### Activity
Should a line below contain the word "jeszcze", report it.

[Opening Supplied data section]

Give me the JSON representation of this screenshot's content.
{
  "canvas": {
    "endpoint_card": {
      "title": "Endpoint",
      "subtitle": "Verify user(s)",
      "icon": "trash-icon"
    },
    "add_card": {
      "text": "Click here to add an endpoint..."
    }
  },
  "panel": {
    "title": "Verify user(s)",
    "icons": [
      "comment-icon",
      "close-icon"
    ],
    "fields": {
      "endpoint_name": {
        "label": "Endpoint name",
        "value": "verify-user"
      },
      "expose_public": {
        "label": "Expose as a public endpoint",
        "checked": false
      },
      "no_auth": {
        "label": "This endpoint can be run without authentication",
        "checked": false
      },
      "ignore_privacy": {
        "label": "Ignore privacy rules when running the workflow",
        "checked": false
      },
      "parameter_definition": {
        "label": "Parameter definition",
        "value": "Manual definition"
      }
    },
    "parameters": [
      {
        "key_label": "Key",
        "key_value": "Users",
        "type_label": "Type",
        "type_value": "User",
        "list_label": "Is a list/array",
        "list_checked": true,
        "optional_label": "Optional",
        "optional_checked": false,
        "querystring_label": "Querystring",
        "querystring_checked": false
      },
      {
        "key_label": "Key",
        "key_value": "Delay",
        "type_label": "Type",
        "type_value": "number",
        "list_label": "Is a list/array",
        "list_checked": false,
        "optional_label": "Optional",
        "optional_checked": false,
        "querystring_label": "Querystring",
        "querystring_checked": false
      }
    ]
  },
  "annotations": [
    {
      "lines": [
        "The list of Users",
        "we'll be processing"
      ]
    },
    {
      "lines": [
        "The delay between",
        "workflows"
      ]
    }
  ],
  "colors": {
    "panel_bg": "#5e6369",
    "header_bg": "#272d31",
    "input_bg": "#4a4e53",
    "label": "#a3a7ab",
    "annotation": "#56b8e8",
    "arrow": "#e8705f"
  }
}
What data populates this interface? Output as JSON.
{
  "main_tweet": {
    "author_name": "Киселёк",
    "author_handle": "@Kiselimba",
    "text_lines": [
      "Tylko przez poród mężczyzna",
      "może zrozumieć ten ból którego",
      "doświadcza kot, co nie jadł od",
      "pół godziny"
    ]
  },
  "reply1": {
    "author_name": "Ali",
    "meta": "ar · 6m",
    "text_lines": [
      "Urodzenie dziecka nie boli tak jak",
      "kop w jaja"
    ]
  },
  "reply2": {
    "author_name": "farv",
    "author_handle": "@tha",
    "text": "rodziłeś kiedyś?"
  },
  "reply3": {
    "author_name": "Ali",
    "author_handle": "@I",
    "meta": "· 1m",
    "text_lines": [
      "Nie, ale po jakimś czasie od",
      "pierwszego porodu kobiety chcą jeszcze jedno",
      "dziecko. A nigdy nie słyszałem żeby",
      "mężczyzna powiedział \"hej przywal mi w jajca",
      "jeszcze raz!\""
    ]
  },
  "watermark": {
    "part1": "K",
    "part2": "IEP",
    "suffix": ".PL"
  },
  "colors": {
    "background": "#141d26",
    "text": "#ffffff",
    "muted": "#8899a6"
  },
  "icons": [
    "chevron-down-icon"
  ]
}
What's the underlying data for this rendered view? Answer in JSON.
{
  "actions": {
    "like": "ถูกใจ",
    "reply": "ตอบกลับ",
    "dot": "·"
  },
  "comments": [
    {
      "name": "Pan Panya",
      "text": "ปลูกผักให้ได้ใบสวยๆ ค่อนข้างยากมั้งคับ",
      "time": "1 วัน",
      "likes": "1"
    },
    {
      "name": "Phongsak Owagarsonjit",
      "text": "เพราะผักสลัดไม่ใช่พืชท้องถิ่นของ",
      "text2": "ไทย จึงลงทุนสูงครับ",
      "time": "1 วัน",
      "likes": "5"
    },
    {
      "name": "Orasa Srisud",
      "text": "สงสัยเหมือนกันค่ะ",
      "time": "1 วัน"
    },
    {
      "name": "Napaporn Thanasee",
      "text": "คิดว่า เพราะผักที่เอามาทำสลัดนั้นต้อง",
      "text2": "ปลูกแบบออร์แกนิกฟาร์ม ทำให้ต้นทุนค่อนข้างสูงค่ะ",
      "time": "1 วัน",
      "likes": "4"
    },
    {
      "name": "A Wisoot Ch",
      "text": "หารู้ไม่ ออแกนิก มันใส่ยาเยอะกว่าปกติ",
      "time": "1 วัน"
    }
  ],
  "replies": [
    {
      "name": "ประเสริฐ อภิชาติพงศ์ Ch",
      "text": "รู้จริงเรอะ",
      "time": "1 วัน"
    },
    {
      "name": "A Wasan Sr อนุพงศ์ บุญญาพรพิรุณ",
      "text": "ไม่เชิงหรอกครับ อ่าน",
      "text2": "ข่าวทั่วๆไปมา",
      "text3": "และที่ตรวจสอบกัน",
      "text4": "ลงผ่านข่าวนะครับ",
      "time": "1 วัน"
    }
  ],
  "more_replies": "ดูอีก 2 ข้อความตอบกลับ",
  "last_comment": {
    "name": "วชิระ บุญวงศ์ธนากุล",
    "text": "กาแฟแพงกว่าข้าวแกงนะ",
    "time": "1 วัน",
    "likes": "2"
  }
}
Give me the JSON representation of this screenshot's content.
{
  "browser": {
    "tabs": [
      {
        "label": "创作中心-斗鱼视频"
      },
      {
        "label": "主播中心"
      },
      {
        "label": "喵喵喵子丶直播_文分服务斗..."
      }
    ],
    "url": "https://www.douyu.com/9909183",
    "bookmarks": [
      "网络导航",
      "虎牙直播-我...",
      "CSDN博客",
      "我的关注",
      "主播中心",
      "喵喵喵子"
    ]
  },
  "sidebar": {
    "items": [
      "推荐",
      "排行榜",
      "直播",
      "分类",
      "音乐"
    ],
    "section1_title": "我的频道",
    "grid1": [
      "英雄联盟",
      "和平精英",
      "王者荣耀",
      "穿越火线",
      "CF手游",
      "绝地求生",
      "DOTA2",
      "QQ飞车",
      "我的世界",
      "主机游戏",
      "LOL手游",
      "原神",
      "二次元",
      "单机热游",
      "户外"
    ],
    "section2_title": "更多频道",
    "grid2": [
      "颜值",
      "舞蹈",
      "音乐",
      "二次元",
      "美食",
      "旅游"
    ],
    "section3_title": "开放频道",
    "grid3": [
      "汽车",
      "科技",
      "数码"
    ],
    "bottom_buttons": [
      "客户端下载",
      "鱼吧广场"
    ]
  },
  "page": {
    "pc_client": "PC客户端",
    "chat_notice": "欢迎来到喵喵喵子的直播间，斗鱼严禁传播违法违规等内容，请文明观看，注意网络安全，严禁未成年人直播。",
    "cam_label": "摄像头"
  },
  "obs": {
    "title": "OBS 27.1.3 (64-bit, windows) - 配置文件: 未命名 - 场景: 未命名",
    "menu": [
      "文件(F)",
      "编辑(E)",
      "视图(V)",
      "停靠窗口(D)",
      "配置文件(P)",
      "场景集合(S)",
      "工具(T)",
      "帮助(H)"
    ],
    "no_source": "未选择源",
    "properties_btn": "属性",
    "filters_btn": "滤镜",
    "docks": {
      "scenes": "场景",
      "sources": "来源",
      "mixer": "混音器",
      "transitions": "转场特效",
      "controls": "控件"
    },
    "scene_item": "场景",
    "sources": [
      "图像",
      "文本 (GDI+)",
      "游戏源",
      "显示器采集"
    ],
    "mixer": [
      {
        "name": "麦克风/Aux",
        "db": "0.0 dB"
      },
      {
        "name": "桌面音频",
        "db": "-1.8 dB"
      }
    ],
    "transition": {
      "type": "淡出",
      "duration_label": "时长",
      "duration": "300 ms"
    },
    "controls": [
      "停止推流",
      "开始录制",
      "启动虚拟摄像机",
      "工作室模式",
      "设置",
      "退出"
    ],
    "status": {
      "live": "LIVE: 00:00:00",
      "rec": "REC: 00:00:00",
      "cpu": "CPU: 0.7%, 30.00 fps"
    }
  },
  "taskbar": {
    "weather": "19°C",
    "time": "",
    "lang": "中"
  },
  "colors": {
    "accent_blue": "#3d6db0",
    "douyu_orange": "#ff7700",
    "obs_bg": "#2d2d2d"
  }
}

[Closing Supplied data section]

### Solution
      "pierwszego porodu kobiety chcą jeszcze jedno",
      "jeszcze raz!\""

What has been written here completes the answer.